Senate Foreign Relations Committee Chairman Sen. John Kerry, D-Mass., waves as he walks to a closed briefing about the attacks in Benghazi, Libya, on Capitol Hill on Nov. 13, 2012. (JIM WATSON/AFP/Getty Images)

Sen. John Kerry, D-Mass., is staying mum about whether he is in talks about joining President Obama’s Cabinet.

Washington is abuzz with media reports and cocktail reception scuttlebutt about whether Kerry, the Senate Foreign Relations Committee chairman, soon will become secretary of state or defense secretary.

Congressional sources and Washington insiders say Obama and his closest aides know they owe Kerry a plumb post. After all, Kerry on several occasions during Obama’s first term played diplomatic fireman at the president’s request. What’s more, Kerry was a campaign-trail advocate for Obama, and delivered what some longtime observers called one of his best speeches at the 2012 Democratic National Convention.

Reporters tried on Tuesday (Nov. 13) to pry details from Kerry as he headed into a closed-door briefing with CIA and FBI officials about the deadly attack on a U.S. diplomatic consulate in Benghazi, Libya. But Kerry declined to address any potential talks he’s had about jumping to the executive branch.
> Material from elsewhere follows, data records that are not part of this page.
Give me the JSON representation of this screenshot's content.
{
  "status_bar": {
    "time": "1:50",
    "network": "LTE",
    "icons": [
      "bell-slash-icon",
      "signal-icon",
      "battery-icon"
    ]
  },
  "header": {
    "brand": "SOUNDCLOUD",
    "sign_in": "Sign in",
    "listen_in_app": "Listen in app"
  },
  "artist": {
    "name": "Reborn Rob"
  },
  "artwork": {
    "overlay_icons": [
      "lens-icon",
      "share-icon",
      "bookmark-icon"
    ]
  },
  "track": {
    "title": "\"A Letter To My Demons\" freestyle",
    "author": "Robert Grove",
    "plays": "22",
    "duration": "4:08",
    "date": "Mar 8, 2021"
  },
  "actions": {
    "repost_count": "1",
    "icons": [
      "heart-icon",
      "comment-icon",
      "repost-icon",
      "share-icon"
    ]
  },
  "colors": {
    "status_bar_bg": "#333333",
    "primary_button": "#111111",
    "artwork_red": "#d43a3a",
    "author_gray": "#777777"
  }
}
One lobbyist who said he has worked with Kerry for decades told Intercepts “there’s only one job for John,” referring to Foggy Bottom.

The notion of Kerry replacing Defense Secretary Leon Panetta “would be insulting,” the lobbyist said, “because he has been such an international figure for so long.”

Obama and his top aides are floating Kerry’s name for the top Pentagon civilian post because the president reportedly wants to install U.N. Ambassador Susan Rice as secretary of state.

But Obama might be forced to opt for Kerry as America’s top diplomat because Republican senators have been forceful in stating they likely would vote against her during the confirmation process. The GOP lawmakers are angry about Rice’s insistence in the days following the Benghazi attack that it was the result of a spontaneous protest of a YouTube video many Muslims found offensive and not, as the administration later said, a planned al Qaeda attack.

Nominating Rice essentially would equate to picking a fight with Senate Republicans at a time when Obama is trying to repair his dysfunctional relationship with them as talks begin about a massive fiscal package that’s needed to avoid the so-called fiscal cliff.

Is Obama in a fighting mood? Stay tuned. There is talk a nominee’s name could be sent to the Senate in mere days.


John T. Bennett

John T. Bennett

Bennett is the Editor of Defense News' CongressWatch channel. He has a Masters degree in Global Security Studies from Johns Hopkins University.
John T. Bennett